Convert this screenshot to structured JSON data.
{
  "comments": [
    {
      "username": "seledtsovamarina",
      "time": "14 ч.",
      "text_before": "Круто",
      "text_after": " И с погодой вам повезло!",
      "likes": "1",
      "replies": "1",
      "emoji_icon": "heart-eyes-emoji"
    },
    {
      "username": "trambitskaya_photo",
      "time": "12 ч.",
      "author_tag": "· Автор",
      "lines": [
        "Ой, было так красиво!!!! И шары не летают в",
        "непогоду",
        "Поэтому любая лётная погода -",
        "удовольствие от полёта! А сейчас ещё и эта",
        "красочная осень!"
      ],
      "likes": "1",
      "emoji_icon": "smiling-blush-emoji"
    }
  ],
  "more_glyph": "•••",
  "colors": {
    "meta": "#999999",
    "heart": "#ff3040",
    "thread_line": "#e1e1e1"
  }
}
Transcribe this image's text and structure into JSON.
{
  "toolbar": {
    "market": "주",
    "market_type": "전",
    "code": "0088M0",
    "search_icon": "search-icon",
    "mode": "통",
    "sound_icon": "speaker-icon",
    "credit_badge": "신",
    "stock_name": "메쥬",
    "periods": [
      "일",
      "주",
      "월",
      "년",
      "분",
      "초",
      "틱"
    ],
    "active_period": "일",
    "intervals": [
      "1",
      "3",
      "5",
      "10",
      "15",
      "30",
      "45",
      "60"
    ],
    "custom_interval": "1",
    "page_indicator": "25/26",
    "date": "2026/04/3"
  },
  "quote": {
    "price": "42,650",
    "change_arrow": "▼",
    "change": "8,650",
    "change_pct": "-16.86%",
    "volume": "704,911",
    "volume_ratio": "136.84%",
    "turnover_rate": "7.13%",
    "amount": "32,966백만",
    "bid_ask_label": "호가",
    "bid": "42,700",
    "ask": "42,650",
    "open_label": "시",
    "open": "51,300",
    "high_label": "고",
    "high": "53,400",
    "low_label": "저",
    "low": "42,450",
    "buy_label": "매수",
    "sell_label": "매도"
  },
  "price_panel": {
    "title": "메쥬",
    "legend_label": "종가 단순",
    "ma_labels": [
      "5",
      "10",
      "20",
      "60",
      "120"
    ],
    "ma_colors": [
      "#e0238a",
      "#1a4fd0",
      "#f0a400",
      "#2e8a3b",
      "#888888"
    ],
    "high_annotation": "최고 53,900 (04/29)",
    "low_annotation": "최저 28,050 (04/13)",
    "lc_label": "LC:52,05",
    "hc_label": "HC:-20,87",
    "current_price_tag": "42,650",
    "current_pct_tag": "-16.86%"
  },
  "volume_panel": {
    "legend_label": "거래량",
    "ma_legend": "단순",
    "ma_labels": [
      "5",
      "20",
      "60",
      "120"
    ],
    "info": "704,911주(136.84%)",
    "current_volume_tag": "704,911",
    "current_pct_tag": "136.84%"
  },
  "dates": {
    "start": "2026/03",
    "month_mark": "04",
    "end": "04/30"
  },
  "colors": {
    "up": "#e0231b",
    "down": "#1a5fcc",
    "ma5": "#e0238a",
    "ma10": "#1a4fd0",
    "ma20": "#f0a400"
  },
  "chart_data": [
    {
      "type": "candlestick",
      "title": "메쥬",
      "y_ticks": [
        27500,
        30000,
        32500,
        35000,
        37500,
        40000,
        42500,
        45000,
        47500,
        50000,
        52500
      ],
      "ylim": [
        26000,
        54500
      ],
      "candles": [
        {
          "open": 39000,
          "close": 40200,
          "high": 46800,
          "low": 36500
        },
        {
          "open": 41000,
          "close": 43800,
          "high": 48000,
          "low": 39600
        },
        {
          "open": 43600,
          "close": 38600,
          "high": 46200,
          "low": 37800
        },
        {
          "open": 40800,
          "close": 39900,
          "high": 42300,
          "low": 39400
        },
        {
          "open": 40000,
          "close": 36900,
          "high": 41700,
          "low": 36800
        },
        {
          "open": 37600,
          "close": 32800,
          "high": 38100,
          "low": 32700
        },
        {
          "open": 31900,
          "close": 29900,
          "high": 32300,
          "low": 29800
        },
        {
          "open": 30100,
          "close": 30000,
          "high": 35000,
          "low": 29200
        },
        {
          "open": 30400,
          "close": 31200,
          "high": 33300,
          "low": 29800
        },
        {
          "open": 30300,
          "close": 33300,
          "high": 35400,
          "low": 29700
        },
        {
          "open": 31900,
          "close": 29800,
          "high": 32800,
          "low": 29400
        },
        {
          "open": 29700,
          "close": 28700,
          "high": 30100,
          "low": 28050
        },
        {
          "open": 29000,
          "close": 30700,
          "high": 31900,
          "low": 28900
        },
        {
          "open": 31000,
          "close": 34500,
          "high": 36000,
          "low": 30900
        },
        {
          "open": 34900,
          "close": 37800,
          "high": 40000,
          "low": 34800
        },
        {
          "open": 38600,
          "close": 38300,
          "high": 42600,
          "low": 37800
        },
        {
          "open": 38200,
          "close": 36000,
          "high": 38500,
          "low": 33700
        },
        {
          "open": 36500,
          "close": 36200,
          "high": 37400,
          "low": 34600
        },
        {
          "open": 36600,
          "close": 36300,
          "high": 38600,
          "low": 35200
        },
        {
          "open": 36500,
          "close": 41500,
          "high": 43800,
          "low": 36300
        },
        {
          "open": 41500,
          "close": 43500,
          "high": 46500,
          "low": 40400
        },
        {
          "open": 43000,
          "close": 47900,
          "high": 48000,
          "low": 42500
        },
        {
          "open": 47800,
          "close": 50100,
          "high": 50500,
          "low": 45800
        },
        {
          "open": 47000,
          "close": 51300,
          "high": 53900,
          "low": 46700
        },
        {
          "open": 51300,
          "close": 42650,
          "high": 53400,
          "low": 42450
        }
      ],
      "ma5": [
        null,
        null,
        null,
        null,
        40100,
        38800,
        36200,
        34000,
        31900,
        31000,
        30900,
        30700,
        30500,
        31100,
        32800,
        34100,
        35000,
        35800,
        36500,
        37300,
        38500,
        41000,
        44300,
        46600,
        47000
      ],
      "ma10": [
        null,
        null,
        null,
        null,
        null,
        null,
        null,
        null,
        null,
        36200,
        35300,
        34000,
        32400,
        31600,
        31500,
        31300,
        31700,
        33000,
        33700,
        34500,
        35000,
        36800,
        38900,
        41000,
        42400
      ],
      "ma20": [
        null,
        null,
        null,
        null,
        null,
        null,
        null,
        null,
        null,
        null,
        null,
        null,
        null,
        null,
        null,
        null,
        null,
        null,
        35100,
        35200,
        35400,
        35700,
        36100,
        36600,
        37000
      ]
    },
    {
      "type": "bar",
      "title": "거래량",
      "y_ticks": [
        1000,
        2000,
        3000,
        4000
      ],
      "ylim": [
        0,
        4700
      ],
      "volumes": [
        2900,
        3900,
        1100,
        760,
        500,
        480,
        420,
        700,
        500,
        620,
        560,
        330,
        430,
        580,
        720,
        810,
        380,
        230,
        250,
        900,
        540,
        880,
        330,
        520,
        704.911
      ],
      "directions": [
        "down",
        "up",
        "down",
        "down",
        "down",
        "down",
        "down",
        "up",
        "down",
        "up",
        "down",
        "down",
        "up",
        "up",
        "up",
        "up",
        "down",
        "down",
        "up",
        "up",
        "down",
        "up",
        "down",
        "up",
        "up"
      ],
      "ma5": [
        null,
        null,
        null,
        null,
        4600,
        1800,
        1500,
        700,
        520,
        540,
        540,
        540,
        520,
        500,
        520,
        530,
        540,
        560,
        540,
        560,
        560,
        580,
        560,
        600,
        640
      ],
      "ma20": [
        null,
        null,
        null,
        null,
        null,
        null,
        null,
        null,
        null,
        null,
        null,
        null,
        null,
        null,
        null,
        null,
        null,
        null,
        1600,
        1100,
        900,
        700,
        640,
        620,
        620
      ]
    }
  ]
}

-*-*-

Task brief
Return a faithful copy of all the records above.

Solution to this task
Convert this screenshot to structured JSON data.
{
  "comments": [
    {
      "username": "seledtsovamarina",
      "time": "14 ч.",
      "text_before": "Круто",
      "text_after": " И с погодой вам повезло!",
      "likes": "1",
      "replies": "1",
      "emoji_icon": "heart-eyes-emoji"
    },
    {
      "username": "trambitskaya_photo",
      "time": "12 ч.",
      "author_tag": "· Автор",
      "lines": [
        "Ой, было так красиво!!!! И шары не летают в",
        "непогоду",
        "Поэтому любая лётная погода -",
        "удовольствие от полёта! А сейчас ещё и эта",
        "красочная осень!"
      ],
      "likes": "1",
      "emoji_icon": "smiling-blush-emoji"
    }
  ],
  "more_glyph": "•••",
  "colors": {
    "meta": "#999999",
    "heart": "#ff3040",
    "thread_line": "#e1e1e1"
  }
}
Transcribe this image's text and structure into JSON.
{
  "toolbar": {
    "market": "주",
    "market_type": "전",
    "code": "0088M0",
    "search_icon": "search-icon",
    "mode": "통",
    "sound_icon": "speaker-icon",
    "credit_badge": "신",
    "stock_name": "메쥬",
    "periods": [
      "일",
      "주",
      "월",
      "년",
      "분",
      "초",
      "틱"
    ],
    "active_period": "일",
    "intervals": [
      "1",
      "3",
      "5",
      "10",
      "15",
      "30",
      "45",
      "60"
    ],
    "custom_interval": "1",
    "page_indicator": "25/26",
    "date": "2026/04/3"
  },
  "quote": {
    "price": "42,650",
    "change_arrow": "▼",
    "change": "8,650",
    "change_pct": "-16.86%",
    "volume": "704,911",
    "volume_ratio": "136.84%",
    "turnover_rate": "7.13%",
    "amount": "32,966백만",
    "bid_ask_label": "호가",
    "bid": "42,700",
    "ask": "42,650",
    "open_label": "시",
    "open": "51,300",
    "high_label": "고",
    "high": "53,400",
    "low_label": "저",
    "low": "42,450",
    "buy_label": "매수",
    "sell_label": "매도"
  },
  "price_panel": {
    "title": "메쥬",
    "legend_label": "종가 단순",
    "ma_labels": [
      "5",
      "10",
      "20",
      "60",
      "120"
    ],
    "ma_colors": [
      "#e0238a",
      "#1a4fd0",
      "#f0a400",
      "#2e8a3b",
      "#888888"
    ],
    "high_annotation": "최고 53,900 (04/29)",
    "low_annotation": "최저 28,050 (04/13)",
    "lc_label": "LC:52,05",
    "hc_label": "HC:-20,87",
    "current_price_tag": "42,650",
    "current_pct_tag": "-16.86%"
  },
  "volume_panel": {
    "legend_label": "거래량",
    "ma_legend": "단순",
    "ma_labels": [
      "5",
      "20",
      "60",
      "120"
    ],
    "info": "704,911주(136.84%)",
    "current_volume_tag": "704,911",
    "current_pct_tag": "136.84%"
  },
  "dates": {
    "start": "2026/03",
    "month_mark": "04",
    "end": "04/30"
  },
  "colors": {
    "up": "#e0231b",
    "down": "#1a5fcc",
    "ma5": "#e0238a",
    "ma10": "#1a4fd0",
    "ma20": "#f0a400"
  },
  "chart_data": [
    {
      "type": "candlestick",
      "title": "메쥬",
      "y_ticks": [
        27500,
        30000,
        32500,
        35000,
        37500,
        40000,
        42500,
        45000,
        47500,
        50000,
        52500
      ],
      "ylim": [
        26000,
        54500
      ],
      "candles": [
        {
          "open": 39000,
          "close": 40200,
          "high": 46800,
          "low": 36500
        },
        {
          "open": 41000,
          "close": 43800,
          "high": 48000,
          "low": 39600
        },
        {
          "open": 43600,
          "close": 38600,
          "high": 46200,
          "low": 37800
        },
        {
          "open": 40800,
          "close": 39900,
          "high": 42300,
          "low": 39400
        },
        {
          "open": 40000,
          "close": 36900,
          "high": 41700,
          "low": 36800
        },
        {
          "open": 37600,
          "close": 32800,
          "high": 38100,
          "low": 32700
        },
        {
          "open": 31900,
          "close": 29900,
          "high": 32300,
          "low": 29800
        },
        {
          "open": 30100,
          "close": 30000,
          "high": 35000,
          "low": 29200
        },
        {
          "open": 30400,
          "close": 31200,
          "high": 33300,
          "low": 29800
        },
        {
          "open": 30300,
          "close": 33300,
          "high": 35400,
          "low": 29700
        },
        {
          "open": 31900,
          "close": 29800,
          "high": 32800,
          "low": 29400
        },
        {
          "open": 29700,
          "close": 28700,
          "high": 30100,
          "low": 28050
        },
        {
          "open": 29000,
          "close": 30700,
          "high": 31900,
          "low": 28900
        },
        {
          "open": 31000,
          "close": 34500,
          "high": 36000,
          "low": 30900
        },
        {
          "open": 34900,
          "close": 37800,
          "high": 40000,
          "low": 34800
        },
        {
          "open": 38600,
          "close": 38300,
          "high": 42600,
          "low": 37800
        },
        {
          "open": 38200,
          "close": 36000,
          "high": 38500,
          "low": 33700
        },
        {
          "open": 36500,
          "close": 36200,
          "high": 37400,
          "low": 34600
        },
        {
          "open": 36600,
          "close": 36300,
          "high": 38600,
          "low": 35200
        },
        {
          "open": 36500,
          "close": 41500,
          "high": 43800,
          "low": 36300
        },
        {
          "open": 41500,
          "close": 43500,
          "high": 46500,
          "low": 40400
        },
        {
          "open": 43000,
          "close": 47900,
          "high": 48000,
          "low": 42500
        },
        {
          "open": 47800,
          "close": 50100,
          "high": 50500,
          "low": 45800
        },
        {
          "open": 47000,
          "close": 51300,
          "high": 53900,
          "low": 46700
        },
        {
          "open": 51300,
          "close": 42650,
          "high": 53400,
          "low": 42450
        }
      ],
      "ma5": [
        null,
        null,
        null,
        null,
        40100,
        38800,
        36200,
        34000,
        31900,
        31000,
        30900,
        30700,
        30500,
        31100,
        32800,
        34100,
        35000,
        35800,
        36500,
        37300,
        38500,
        41000,
        44300,
        46600,
        47000
      ],
      "ma10": [
        null,
        null,
        null,
        null,
        null,
        null,
        null,
        null,
        null,
        36200,
        35300,
        34000,
        32400,
        31600,
        31500,
        31300,
        31700,
        33000,
        33700,
        34500,
        35000,
        36800,
        38900,
        41000,
        42400
      ],
      "ma20": [
        null,
        null,
        null,
        null,
        null,
        null,
        null,
        null,
        null,
        null,
        null,
        null,
        null,
        null,
        null,
        null,
        null,
        null,
        35100,
        35200,
        35400,
        35700,
        36100,
        36600,
        37000
      ]
    },
    {
      "type": "bar",
      "title": "거래량",
      "y_ticks": [
        1000,
        2000,
        3000,
        4000
      ],
      "ylim": [
        0,
        4700
      ],
      "volumes": [
        2900,
        3900,
        1100,
        760,
        500,
        480,
        420,
        700,
        500,
        620,
        560,
        330,
        430,
        580,
        720,
        810,
        380,
        230,
        250,
        900,
        540,
        880,
        330,
        520,
        704.911
      ],
      "directions": [
        "down",
        "up",
        "down",
        "down",
        "down",
        "down",
        "down",
        "up",
        "down",
        "up",
        "down",
        "down",
        "up",
        "up",
        "up",
        "up",
        "down",
        "down",
        "up",
        "up",
        "down",
        "up",
        "down",
        "up",
        "up"
      ],
      "ma5": [
        null,
        null,
        null,
        null,
        4600,
        1800,
        1500,
        700,
        520,
        540,
        540,
        540,
        520,
        500,
        520,
        530,
        540,
        560,
        540,
        560,
        560,
        580,
        560,
        600,
        640
      ],
      "ma20": [
        null,
        null,
        null,
        null,
        null,
        null,
        null,
        null,
        null,
        null,
        null,
        null,
        null,
        null,
        null,
        null,
        null,
        null,
        1600,
        1100,
        900,
        700,
        640,
        620,
        620
      ]
    }
  ]
}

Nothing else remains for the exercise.